### Prompt:
Pictures are to be left out; every line from the one that holds "Extract the structured" to the end of the data is to be retyped exactly.

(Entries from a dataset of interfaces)
※ ※ ※
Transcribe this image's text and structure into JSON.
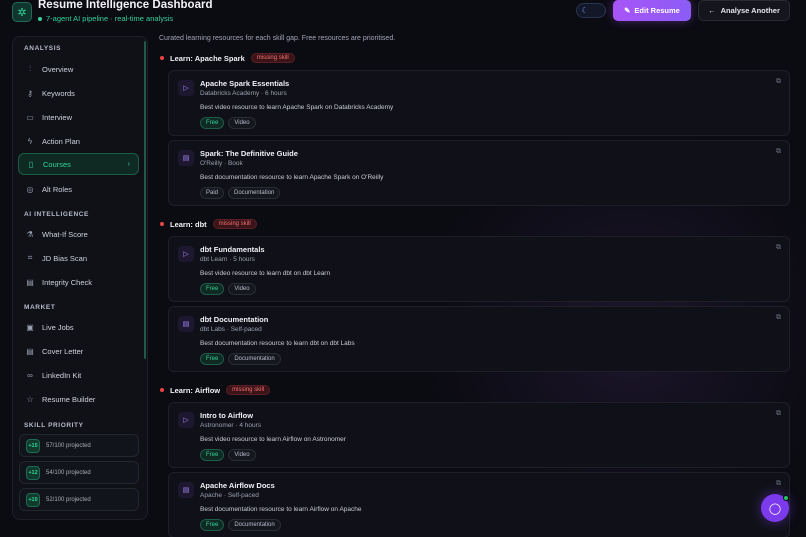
{
  "header": {
    "title": "Resume Intelligence Dashboard",
    "subtitle": "7-agent AI pipeline · real-time analysis",
    "edit_label": "Edit Resume",
    "again_label": "Analyse Another"
  },
  "sidebar": {
    "sections": {
      "analysis": "ANALYSIS",
      "ai": "AI INTELLIGENCE",
      "market": "MARKET",
      "priority": "SKILL PRIORITY"
    },
    "items": [
      {
        "label": "Overview",
        "icon": "bar-chart-icon"
      },
      {
        "label": "Keywords",
        "icon": "key-icon"
      },
      {
        "label": "Interview",
        "icon": "chat-icon"
      },
      {
        "label": "Action Plan",
        "icon": "bolt-icon"
      },
      {
        "label": "Courses",
        "icon": "book-icon",
        "active": true
      },
      {
        "label": "Alt Roles",
        "icon": "target-icon"
      },
      {
        "label": "What-If Score",
        "icon": "flask-icon"
      },
      {
        "label": "JD Bias Scan",
        "icon": "scan-icon"
      },
      {
        "label": "Integrity Check",
        "icon": "document-icon"
      },
      {
        "label": "Live Jobs",
        "icon": "briefcase-icon"
      },
      {
        "label": "Cover Letter",
        "icon": "letter-icon"
      },
      {
        "label": "LinkedIn Kit",
        "icon": "link-icon"
      },
      {
        "label": "Resume Builder",
        "icon": "star-icon"
      }
    ],
    "priority": [
      {
        "badge": "+15",
        "text": "57/100 projected"
      },
      {
        "badge": "+12",
        "text": "54/100 projected"
      },
      {
        "badge": "+10",
        "text": "52/100 projected"
      }
    ]
  },
  "main": {
    "intro": "Curated learning resources for each skill gap. Free resources are prioritised.",
    "missing_label": "missing skill",
    "groups": [
      {
        "label": "Learn: Apache Spark",
        "cards": [
          {
            "title": "Apache Spark Essentials",
            "meta": "Databricks Academy · 6 hours",
            "desc": "Best video resource to learn Apache Spark on Databricks Academy",
            "tags": [
              "Free",
              "Video"
            ],
            "icon": "play-icon"
          },
          {
            "title": "Spark: The Definitive Guide",
            "meta": "O'Reilly · Book",
            "desc": "Best documentation resource to learn Apache Spark on O'Reilly",
            "tags": [
              "Paid",
              "Documentation"
            ],
            "icon": "doc-icon"
          }
        ]
      },
      {
        "label": "Learn: dbt",
        "cards": [
          {
            "title": "dbt Fundamentals",
            "meta": "dbt Learn · 5 hours",
            "desc": "Best video resource to learn dbt on dbt Learn",
            "tags": [
              "Free",
              "Video"
            ],
            "icon": "play-icon"
          },
          {
            "title": "dbt Documentation",
            "meta": "dbt Labs · Self-paced",
            "desc": "Best documentation resource to learn dbt on dbt Labs",
            "tags": [
              "Free",
              "Documentation"
            ],
            "icon": "doc-icon"
          }
        ]
      },
      {
        "label": "Learn: Airflow",
        "cards": [
          {
            "title": "Intro to Airflow",
            "meta": "Astronomer · 4 hours",
            "desc": "Best video resource to learn Airflow on Astronomer",
            "tags": [
              "Free",
              "Video"
            ],
            "icon": "play-icon"
          },
          {
            "title": "Apache Airflow Docs",
            "meta": "Apache · Self-paced",
            "desc": "Best documentation resource to learn Airflow on Apache",
            "tags": [
              "Free",
              "Documentation"
            ],
            "icon": "doc-icon"
          }
        ]
      }
    ]
  },
  "colors": {
    "accent": "#34d399",
    "primary": "#a855f7",
    "danger": "#ef4444",
    "background": "#0b0b12"
  }
}
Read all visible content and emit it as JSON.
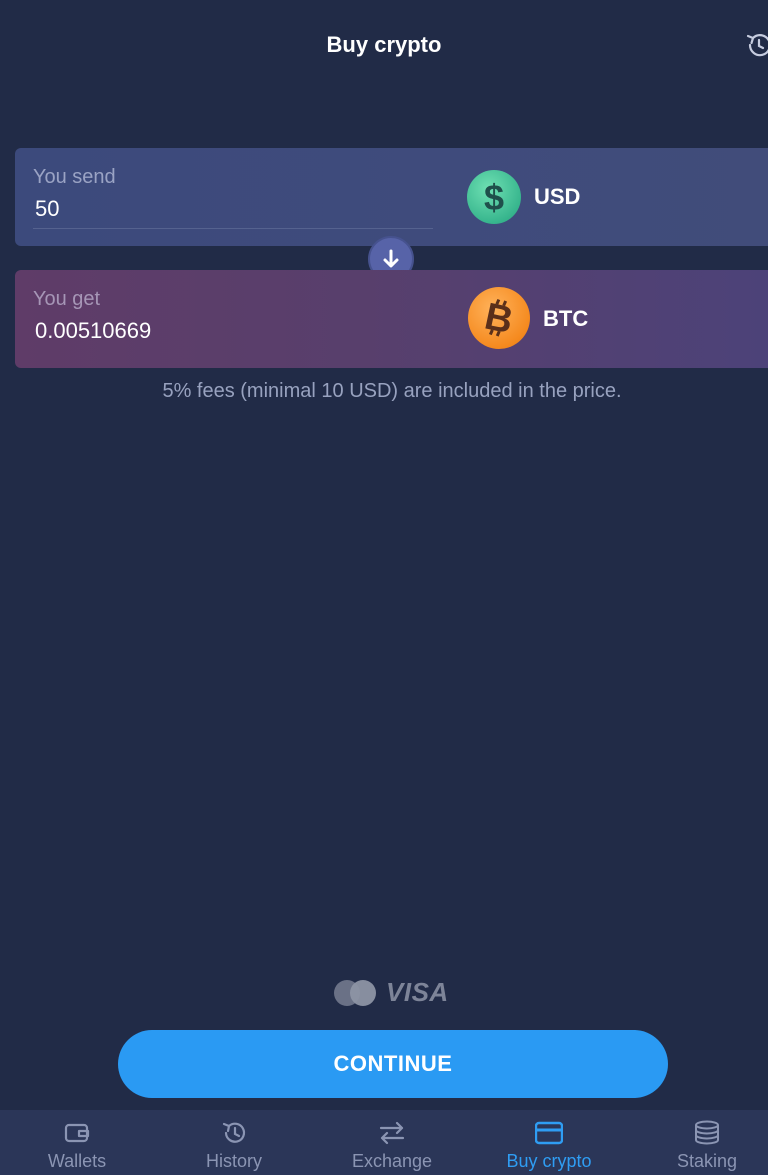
{
  "header": {
    "title": "Buy crypto",
    "history_icon": "history-icon"
  },
  "send": {
    "label": "You send",
    "value": "50",
    "currency": "USD",
    "icon": "dollar-coin-icon",
    "icon_color": "#38b68e"
  },
  "swap_icon": "arrow-down-icon",
  "get": {
    "label": "You get",
    "value": "0.00510669",
    "currency": "BTC",
    "icon": "bitcoin-coin-icon",
    "icon_color": "#f58a1f"
  },
  "fee_note": "5% fees (minimal 10 USD) are included in the price.",
  "payment": {
    "mastercard_icon": "mastercard-icon",
    "visa_label": "VISA"
  },
  "continue_label": "CONTINUE",
  "nav": {
    "items": [
      {
        "label": "Wallets",
        "icon": "wallet-icon",
        "active": false
      },
      {
        "label": "History",
        "icon": "history-icon",
        "active": false
      },
      {
        "label": "Exchange",
        "icon": "exchange-arrows-icon",
        "active": false
      },
      {
        "label": "Buy crypto",
        "icon": "credit-card-icon",
        "active": true
      },
      {
        "label": "Staking",
        "icon": "coin-stack-icon",
        "active": false
      }
    ]
  },
  "colors": {
    "background": "#212b47",
    "accent": "#2a9af3",
    "active_nav": "#2f9df3",
    "nav_bar": "#2b3658"
  }
}
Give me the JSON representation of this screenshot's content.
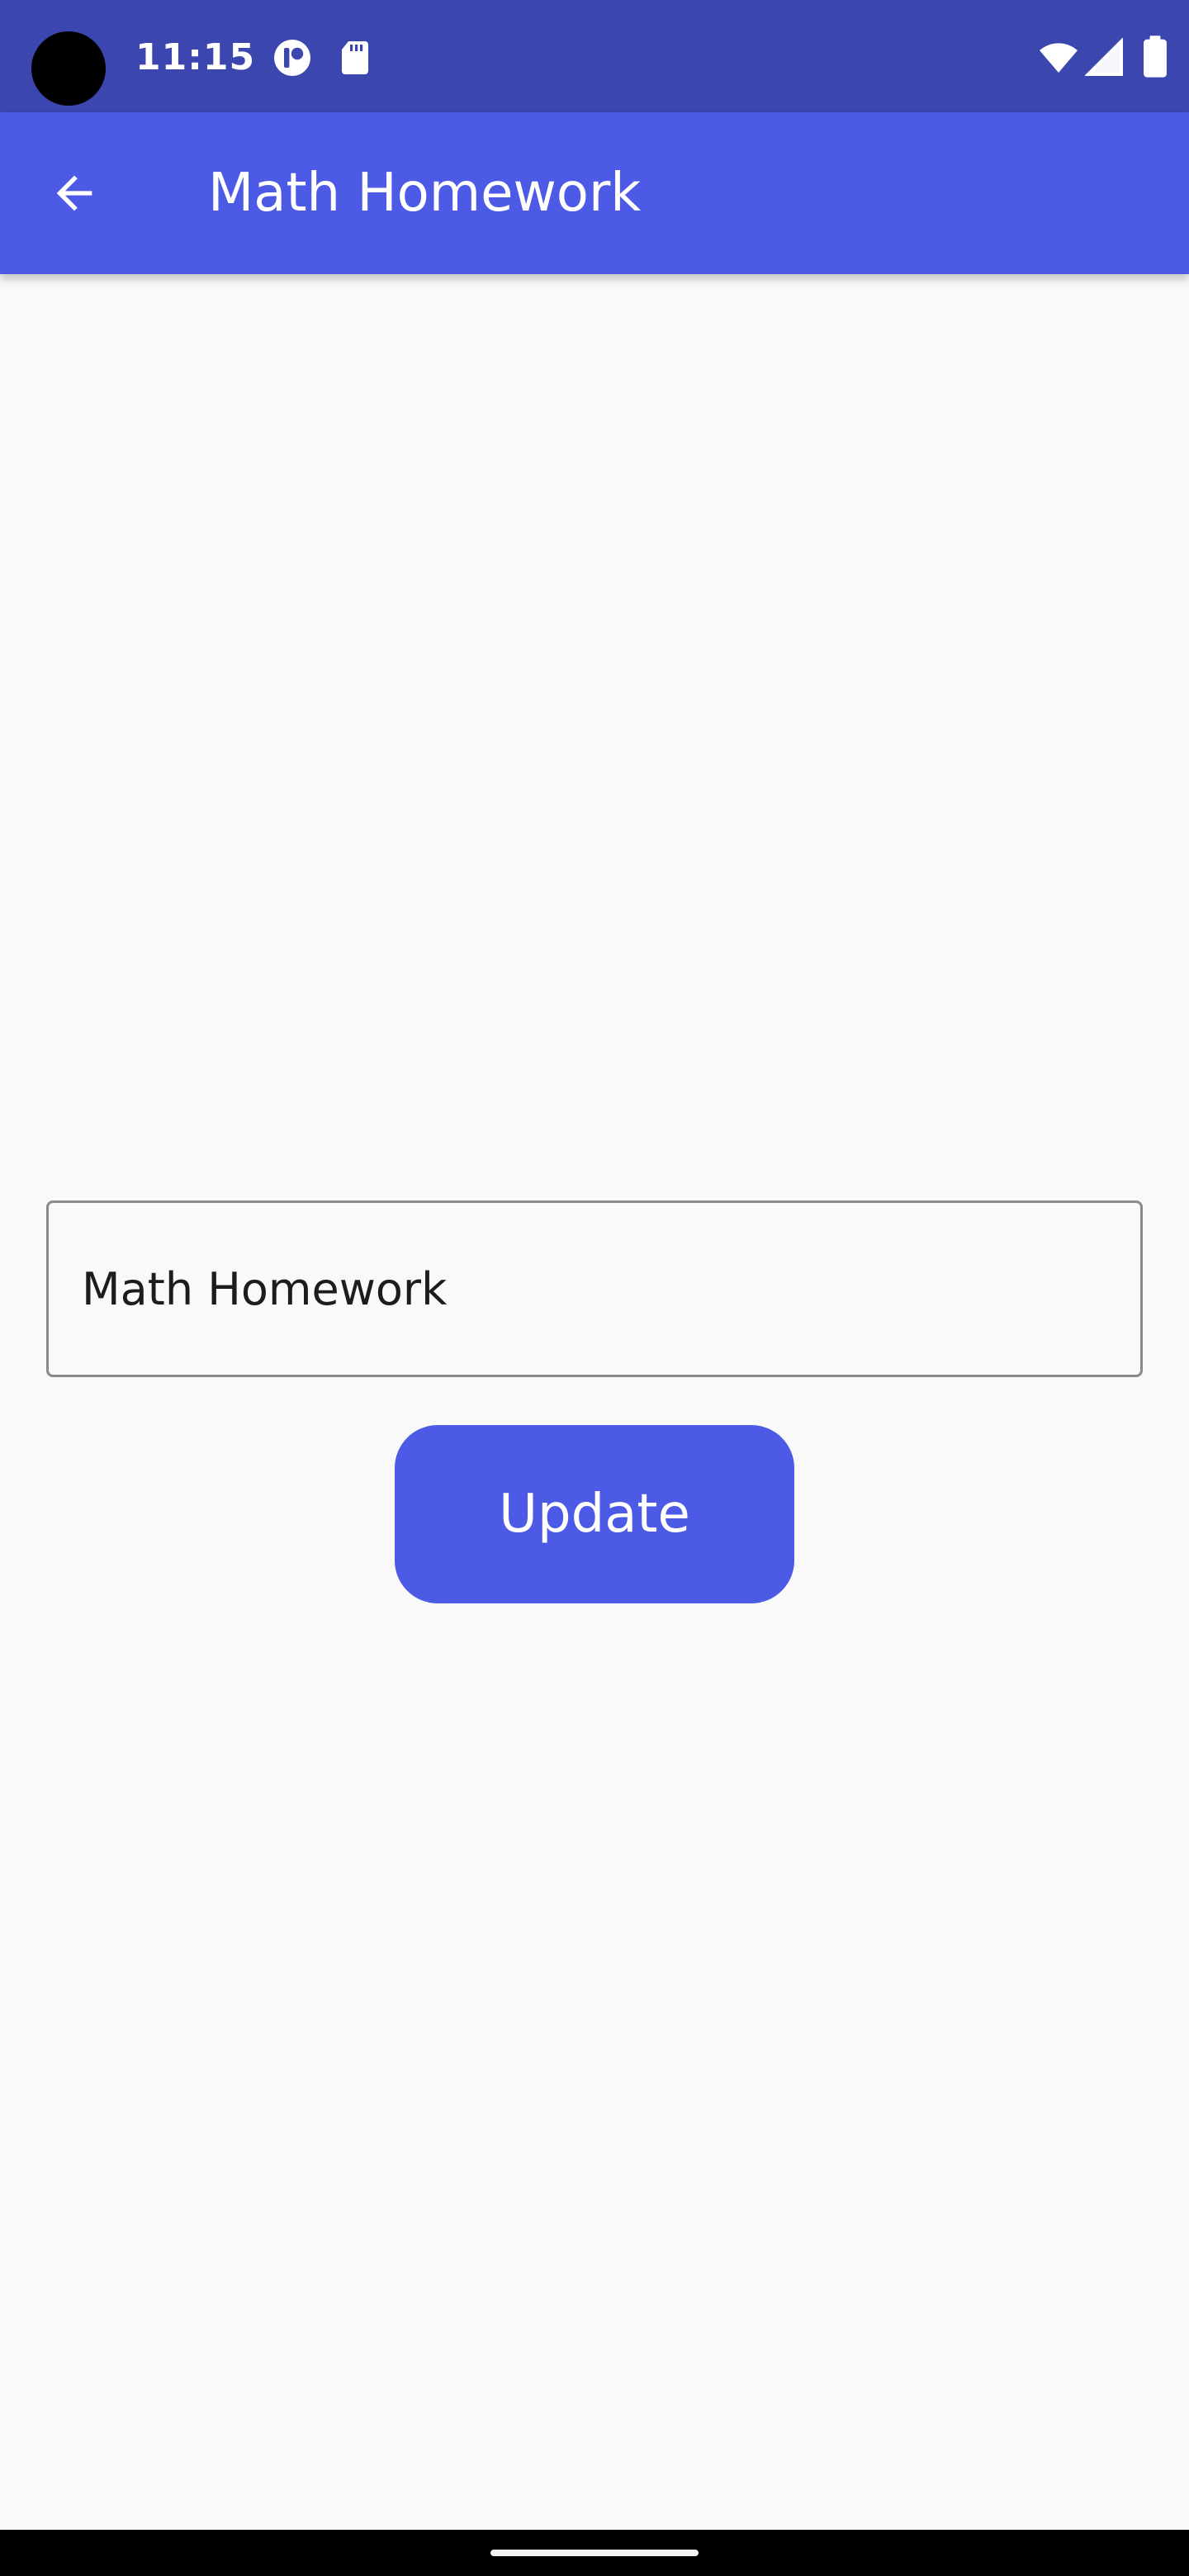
{
  "status_bar": {
    "time": "11:15",
    "icons": [
      "notification-icon",
      "sd-card-icon",
      "wifi-icon",
      "cell-signal-icon",
      "battery-icon"
    ],
    "background_color": "#3b46af"
  },
  "app_bar": {
    "title": "Math Homework",
    "back_icon": "arrow-back-icon",
    "background_color": "#4d5ae5"
  },
  "form": {
    "name_field_value": "Math Homework",
    "update_label": "Update",
    "accent_color": "#4d5ae5"
  }
}
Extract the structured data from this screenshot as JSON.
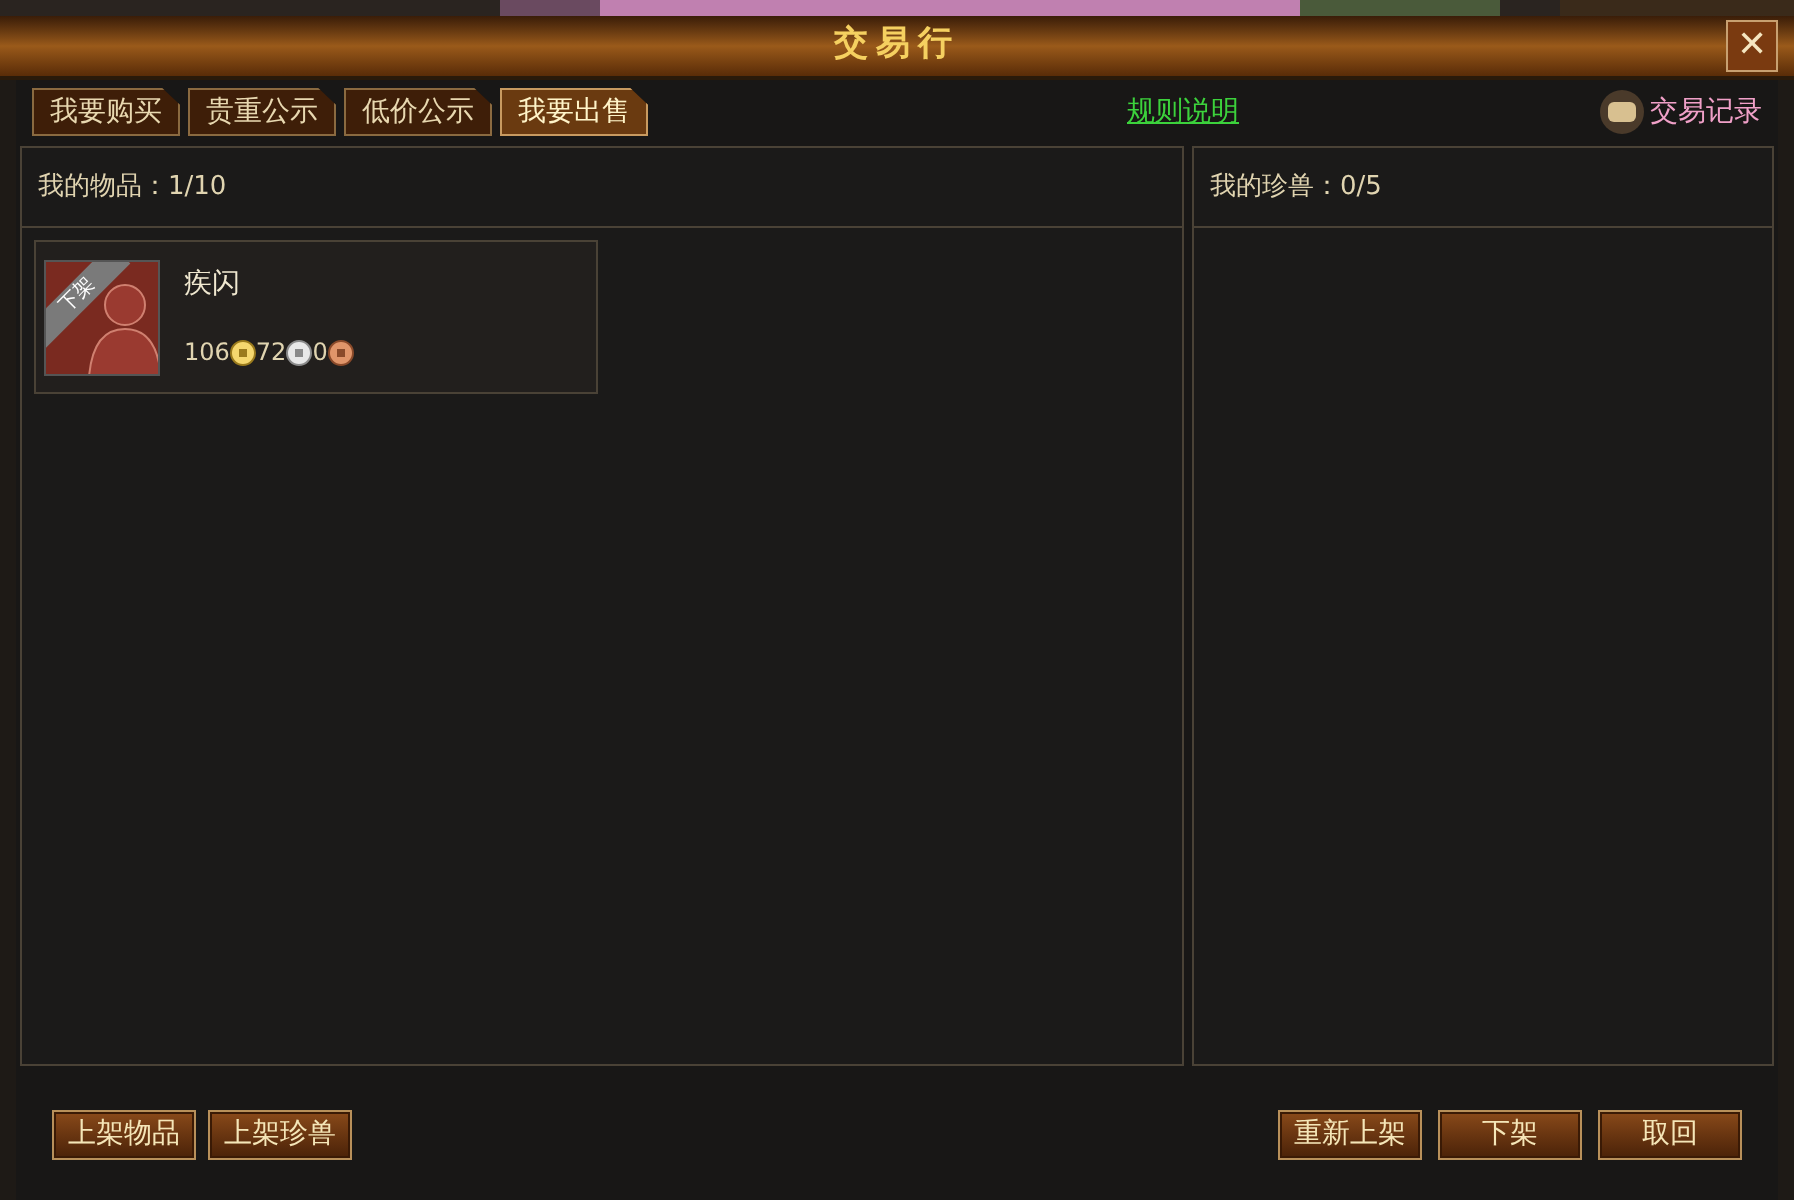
{
  "window": {
    "title": "交易行",
    "close": "✕"
  },
  "tabs": [
    {
      "label": "我要购买",
      "selected": false
    },
    {
      "label": "贵重公示",
      "selected": false
    },
    {
      "label": "低价公示",
      "selected": false
    },
    {
      "label": "我要出售",
      "selected": true
    }
  ],
  "rules_link": "规则说明",
  "history_link": "交易记录",
  "items_panel": {
    "title": "我的物品：1/10",
    "items": [
      {
        "name": "疾闪",
        "ribbon": "下架",
        "gold": "106",
        "silver": "72",
        "copper": "0"
      }
    ]
  },
  "pets_panel": {
    "title": "我的珍兽：0/5"
  },
  "left_buttons": [
    "上架物品",
    "上架珍兽"
  ],
  "right_buttons": [
    "重新上架",
    "下架",
    "取回"
  ]
}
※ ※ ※
### Exercise response:
Extract the structured data from this screenshot as JSON.
{
  "window": {
    "title": "交易行",
    "close": "✕"
  },
  "tabs": [
    {
      "label": "我要购买",
      "selected": false
    },
    {
      "label": "贵重公示",
      "selected": false
    },
    {
      "label": "低价公示",
      "selected": false
    },
    {
      "label": "我要出售",
      "selected": true
    }
  ],
  "rules_link": "规则说明",
  "history_link": "交易记录",
  "items_panel": {
    "title": "我的物品：1/10",
    "items": [
      {
        "name": "疾闪",
        "ribbon": "下架",
        "gold": "106",
        "silver": "72",
        "copper": "0"
      }
    ]
  },
  "pets_panel": {
    "title": "我的珍兽：0/5"
  },
  "left_buttons": [
    "上架物品",
    "上架珍兽"
  ],
  "right_buttons": [
    "重新上架",
    "下架",
    "取回"
  ]
}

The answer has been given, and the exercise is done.